- Provided entries -

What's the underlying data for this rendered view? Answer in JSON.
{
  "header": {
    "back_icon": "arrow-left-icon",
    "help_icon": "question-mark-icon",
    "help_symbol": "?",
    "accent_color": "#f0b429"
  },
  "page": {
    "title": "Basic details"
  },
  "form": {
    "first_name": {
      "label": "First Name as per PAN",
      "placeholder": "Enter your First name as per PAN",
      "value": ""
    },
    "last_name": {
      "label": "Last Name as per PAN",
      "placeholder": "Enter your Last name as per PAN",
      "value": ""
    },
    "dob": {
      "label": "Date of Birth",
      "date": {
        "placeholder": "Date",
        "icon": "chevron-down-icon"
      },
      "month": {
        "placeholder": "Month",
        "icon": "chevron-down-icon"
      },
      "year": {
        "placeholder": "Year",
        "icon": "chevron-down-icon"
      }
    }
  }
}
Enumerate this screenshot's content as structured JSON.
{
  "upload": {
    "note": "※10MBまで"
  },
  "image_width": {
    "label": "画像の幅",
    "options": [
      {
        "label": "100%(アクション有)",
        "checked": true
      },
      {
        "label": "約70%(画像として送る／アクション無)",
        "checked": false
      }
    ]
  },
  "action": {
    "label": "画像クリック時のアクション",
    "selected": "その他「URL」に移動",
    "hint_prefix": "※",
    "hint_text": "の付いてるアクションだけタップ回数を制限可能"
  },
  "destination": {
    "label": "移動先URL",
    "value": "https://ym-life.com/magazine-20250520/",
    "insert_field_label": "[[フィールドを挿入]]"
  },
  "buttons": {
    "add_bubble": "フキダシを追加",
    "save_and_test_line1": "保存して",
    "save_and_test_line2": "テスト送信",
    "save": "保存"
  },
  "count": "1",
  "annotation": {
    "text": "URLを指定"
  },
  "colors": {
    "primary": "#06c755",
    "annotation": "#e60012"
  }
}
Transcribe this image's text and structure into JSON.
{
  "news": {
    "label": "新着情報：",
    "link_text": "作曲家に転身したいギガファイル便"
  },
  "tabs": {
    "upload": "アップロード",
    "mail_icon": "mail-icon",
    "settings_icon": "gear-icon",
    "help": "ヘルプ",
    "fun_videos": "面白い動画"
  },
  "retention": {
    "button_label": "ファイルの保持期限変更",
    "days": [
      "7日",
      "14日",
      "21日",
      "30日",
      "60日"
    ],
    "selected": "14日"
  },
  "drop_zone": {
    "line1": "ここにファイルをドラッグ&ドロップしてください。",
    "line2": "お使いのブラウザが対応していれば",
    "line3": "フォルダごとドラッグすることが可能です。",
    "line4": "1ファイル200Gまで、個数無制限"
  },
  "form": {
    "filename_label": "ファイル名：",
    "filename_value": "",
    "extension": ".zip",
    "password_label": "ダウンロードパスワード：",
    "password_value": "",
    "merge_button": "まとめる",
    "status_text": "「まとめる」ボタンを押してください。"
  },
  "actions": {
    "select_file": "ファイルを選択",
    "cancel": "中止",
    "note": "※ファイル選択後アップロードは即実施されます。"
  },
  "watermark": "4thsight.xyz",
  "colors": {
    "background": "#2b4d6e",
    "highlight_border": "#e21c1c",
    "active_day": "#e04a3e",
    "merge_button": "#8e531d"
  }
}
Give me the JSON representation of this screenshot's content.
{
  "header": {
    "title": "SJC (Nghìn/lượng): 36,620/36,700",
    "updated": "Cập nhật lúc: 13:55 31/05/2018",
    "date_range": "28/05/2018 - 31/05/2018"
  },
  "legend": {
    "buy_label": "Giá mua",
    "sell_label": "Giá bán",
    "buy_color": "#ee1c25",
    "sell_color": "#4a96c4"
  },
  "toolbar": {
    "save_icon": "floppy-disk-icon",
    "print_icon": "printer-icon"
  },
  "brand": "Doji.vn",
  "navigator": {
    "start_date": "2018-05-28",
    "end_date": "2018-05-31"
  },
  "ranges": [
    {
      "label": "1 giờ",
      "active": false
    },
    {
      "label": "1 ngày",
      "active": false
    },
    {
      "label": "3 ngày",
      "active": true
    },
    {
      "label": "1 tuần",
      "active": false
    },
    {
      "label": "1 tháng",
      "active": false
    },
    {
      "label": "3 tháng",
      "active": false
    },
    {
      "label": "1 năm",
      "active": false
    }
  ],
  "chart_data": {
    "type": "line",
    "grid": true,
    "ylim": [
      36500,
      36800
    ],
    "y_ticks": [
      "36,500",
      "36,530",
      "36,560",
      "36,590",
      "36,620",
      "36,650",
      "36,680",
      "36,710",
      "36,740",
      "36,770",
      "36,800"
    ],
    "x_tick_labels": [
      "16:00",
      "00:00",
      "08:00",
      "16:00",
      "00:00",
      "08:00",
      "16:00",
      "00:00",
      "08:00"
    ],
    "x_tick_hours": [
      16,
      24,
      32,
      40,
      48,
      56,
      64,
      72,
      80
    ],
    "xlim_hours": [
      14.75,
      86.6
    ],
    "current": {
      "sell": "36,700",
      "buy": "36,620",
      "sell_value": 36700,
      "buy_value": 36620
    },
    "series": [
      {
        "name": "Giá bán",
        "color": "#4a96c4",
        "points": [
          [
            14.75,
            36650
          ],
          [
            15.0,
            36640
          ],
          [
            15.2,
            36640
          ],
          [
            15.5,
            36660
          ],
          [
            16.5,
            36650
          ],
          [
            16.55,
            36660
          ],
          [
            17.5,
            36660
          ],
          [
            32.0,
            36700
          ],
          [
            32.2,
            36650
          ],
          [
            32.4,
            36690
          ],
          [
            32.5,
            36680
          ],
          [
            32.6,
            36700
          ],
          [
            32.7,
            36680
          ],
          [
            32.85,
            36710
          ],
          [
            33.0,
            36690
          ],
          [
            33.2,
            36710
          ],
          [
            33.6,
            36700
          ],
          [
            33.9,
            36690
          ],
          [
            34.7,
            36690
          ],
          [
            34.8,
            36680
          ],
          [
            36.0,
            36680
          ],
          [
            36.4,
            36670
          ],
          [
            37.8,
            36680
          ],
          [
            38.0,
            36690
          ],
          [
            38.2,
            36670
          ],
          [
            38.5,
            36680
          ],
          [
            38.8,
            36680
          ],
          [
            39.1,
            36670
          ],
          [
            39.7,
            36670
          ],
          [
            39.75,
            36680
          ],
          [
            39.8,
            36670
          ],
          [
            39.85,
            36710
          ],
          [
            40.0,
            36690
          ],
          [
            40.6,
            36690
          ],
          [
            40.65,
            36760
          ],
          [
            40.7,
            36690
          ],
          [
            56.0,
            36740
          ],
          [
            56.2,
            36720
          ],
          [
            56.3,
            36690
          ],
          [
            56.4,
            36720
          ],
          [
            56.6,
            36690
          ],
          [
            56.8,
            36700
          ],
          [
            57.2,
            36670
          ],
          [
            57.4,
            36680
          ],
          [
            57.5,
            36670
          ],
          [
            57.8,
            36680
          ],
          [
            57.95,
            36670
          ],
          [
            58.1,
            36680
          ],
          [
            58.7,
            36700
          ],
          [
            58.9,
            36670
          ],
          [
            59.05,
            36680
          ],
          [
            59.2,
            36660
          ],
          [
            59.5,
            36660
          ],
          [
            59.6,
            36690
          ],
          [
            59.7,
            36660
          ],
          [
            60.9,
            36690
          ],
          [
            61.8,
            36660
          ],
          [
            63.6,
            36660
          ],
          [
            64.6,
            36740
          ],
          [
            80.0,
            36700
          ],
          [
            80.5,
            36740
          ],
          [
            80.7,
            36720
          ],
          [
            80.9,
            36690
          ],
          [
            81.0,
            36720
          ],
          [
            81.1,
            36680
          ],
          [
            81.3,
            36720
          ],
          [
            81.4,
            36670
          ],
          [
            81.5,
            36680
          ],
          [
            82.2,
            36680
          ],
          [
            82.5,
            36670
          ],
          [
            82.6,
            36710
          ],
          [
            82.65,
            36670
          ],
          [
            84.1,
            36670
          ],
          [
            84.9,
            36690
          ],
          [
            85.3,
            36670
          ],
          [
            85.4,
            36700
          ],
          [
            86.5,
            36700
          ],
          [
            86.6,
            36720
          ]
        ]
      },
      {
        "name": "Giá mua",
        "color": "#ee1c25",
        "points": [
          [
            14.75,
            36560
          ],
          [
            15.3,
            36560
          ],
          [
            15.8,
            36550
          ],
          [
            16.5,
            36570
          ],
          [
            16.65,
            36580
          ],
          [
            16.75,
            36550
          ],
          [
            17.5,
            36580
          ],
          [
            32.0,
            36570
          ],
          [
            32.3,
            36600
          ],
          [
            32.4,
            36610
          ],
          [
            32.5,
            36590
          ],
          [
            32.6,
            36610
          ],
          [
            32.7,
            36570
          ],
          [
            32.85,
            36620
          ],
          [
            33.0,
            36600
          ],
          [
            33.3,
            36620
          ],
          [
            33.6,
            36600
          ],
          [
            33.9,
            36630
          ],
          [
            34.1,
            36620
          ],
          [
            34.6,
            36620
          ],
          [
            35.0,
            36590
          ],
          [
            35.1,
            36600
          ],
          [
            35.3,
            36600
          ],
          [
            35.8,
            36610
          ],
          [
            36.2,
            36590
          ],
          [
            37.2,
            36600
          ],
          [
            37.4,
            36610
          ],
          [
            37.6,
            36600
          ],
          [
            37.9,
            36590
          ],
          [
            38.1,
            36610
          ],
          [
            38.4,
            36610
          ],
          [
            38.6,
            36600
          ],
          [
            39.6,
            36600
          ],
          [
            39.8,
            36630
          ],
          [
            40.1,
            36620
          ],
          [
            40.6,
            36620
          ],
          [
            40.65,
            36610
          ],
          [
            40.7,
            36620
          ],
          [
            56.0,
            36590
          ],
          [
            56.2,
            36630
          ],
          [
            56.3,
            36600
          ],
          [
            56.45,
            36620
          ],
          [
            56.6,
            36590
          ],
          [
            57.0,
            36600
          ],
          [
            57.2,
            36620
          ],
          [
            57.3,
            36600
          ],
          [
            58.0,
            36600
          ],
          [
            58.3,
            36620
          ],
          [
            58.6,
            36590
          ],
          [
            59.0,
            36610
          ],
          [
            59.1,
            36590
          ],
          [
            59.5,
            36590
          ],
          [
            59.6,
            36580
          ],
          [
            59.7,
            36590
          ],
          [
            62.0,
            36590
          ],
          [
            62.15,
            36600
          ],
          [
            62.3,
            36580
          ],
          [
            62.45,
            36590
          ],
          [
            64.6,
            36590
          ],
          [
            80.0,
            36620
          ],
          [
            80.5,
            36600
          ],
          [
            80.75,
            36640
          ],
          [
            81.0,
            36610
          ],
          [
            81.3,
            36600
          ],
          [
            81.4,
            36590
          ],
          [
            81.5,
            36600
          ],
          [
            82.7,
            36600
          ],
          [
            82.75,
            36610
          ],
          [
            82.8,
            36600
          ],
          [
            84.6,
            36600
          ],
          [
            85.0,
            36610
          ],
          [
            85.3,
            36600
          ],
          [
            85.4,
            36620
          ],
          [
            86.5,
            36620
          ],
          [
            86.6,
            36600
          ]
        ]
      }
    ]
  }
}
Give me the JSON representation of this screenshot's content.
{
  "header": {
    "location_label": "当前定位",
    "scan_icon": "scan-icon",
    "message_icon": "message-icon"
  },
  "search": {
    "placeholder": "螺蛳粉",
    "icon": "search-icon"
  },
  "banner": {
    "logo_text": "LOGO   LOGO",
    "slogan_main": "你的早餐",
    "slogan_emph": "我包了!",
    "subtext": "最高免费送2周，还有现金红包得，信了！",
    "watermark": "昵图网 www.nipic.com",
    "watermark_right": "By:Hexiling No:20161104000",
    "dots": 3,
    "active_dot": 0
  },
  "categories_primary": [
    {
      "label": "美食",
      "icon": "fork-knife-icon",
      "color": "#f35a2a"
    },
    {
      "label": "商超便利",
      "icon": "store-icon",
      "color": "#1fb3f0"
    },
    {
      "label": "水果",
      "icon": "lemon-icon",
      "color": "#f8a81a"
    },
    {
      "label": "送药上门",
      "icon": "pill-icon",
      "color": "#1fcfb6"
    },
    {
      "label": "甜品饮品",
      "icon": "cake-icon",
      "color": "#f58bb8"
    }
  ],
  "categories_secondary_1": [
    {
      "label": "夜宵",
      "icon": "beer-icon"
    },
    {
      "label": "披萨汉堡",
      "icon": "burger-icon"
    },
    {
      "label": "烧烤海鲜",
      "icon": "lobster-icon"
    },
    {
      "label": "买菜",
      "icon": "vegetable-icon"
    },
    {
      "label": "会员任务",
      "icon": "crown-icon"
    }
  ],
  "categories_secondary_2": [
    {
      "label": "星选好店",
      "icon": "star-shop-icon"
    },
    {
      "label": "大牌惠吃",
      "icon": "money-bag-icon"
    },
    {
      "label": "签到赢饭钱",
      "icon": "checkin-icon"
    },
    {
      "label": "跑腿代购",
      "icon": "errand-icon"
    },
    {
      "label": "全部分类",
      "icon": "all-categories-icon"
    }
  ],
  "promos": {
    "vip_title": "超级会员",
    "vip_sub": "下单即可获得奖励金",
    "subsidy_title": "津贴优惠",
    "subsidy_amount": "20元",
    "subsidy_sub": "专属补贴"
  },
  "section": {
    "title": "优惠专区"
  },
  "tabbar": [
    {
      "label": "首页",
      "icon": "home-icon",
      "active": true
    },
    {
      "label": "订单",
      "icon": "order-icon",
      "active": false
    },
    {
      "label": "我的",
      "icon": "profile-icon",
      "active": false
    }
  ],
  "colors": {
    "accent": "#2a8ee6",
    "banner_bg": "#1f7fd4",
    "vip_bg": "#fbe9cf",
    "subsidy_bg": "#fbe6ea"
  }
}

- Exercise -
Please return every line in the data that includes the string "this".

- Result -
What's the underlying data for this rendered view? Answer in JSON.
Enumerate this screenshot's content as structured JSON.
Transcribe this image's text and structure into JSON.
Give me the JSON representation of this screenshot's content.
Give me the JSON representation of this screenshot's content.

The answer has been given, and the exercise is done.